### EXCERPTED DATA

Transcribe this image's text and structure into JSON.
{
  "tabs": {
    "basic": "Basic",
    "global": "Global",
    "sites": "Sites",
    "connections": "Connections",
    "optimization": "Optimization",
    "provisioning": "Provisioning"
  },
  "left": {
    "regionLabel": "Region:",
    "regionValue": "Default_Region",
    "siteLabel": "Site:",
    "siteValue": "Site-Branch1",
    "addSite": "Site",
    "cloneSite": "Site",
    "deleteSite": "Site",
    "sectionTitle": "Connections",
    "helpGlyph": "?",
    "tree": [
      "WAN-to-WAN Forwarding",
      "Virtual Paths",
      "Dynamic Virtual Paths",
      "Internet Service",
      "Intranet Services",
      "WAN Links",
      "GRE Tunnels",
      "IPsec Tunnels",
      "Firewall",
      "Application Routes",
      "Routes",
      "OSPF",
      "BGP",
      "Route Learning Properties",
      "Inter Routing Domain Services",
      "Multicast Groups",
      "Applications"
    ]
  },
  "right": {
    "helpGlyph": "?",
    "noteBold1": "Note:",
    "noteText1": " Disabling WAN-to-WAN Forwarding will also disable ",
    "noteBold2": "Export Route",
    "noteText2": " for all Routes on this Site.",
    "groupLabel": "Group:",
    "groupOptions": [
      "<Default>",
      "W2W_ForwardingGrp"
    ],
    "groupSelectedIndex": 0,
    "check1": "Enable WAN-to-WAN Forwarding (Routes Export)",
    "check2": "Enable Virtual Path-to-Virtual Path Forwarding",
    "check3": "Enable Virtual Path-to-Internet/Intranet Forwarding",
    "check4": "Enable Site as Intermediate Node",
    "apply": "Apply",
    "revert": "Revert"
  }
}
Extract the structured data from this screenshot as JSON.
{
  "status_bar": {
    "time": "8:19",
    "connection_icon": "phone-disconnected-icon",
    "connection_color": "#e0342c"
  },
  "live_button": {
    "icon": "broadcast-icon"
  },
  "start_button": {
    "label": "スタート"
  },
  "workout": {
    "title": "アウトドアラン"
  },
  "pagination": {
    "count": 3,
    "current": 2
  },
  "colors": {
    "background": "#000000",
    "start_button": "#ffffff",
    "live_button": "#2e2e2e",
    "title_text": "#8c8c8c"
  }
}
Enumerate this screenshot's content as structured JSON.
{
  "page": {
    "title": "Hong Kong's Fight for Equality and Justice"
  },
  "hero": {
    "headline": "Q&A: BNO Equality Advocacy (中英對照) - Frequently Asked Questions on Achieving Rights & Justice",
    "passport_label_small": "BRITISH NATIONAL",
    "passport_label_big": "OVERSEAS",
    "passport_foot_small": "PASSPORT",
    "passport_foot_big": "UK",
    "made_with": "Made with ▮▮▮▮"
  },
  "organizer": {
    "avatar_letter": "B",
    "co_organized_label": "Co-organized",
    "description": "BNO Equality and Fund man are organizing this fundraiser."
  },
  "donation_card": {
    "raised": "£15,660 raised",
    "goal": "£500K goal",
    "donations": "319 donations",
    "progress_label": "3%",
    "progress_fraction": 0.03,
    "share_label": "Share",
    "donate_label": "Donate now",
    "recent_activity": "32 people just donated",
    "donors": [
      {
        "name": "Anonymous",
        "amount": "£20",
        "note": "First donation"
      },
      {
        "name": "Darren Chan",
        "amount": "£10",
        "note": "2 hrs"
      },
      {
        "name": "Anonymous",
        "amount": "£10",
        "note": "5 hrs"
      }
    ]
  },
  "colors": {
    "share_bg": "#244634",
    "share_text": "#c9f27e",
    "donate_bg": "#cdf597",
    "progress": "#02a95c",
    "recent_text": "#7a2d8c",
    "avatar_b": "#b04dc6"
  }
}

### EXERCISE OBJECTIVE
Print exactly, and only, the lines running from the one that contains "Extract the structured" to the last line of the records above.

### THE ANSWER
Extract the structured data from this screenshot as JSON.
{
  "status_bar": {
    "time": "8:19",
    "connection_icon": "phone-disconnected-icon",
    "connection_color": "#e0342c"
  },
  "live_button": {
    "icon": "broadcast-icon"
  },
  "start_button": {
    "label": "スタート"
  },
  "workout": {
    "title": "アウトドアラン"
  },
  "pagination": {
    "count": 3,
    "current": 2
  },
  "colors": {
    "background": "#000000",
    "start_button": "#ffffff",
    "live_button": "#2e2e2e",
    "title_text": "#8c8c8c"
  }
}
Enumerate this screenshot's content as structured JSON.
{
  "page": {
    "title": "Hong Kong's Fight for Equality and Justice"
  },
  "hero": {
    "headline": "Q&A: BNO Equality Advocacy (中英對照) - Frequently Asked Questions on Achieving Rights & Justice",
    "passport_label_small": "BRITISH NATIONAL",
    "passport_label_big": "OVERSEAS",
    "passport_foot_small": "PASSPORT",
    "passport_foot_big": "UK",
    "made_with": "Made with ▮▮▮▮"
  },
  "organizer": {
    "avatar_letter": "B",
    "co_organized_label": "Co-organized",
    "description": "BNO Equality and Fund man are organizing this fundraiser."
  },
  "donation_card": {
    "raised": "£15,660 raised",
    "goal": "£500K goal",
    "donations": "319 donations",
    "progress_label": "3%",
    "progress_fraction": 0.03,
    "share_label": "Share",
    "donate_label": "Donate now",
    "recent_activity": "32 people just donated",
    "donors": [
      {
        "name": "Anonymous",
        "amount": "£20",
        "note": "First donation"
      },
      {
        "name": "Darren Chan",
        "amount": "£10",
        "note": "2 hrs"
      },
      {
        "name": "Anonymous",
        "amount": "£10",
        "note": "5 hrs"
      }
    ]
  },
  "colors": {
    "share_bg": "#244634",
    "share_text": "#c9f27e",
    "donate_bg": "#cdf597",
    "progress": "#02a95c",
    "recent_text": "#7a2d8c",
    "avatar_b": "#b04dc6"
  }
}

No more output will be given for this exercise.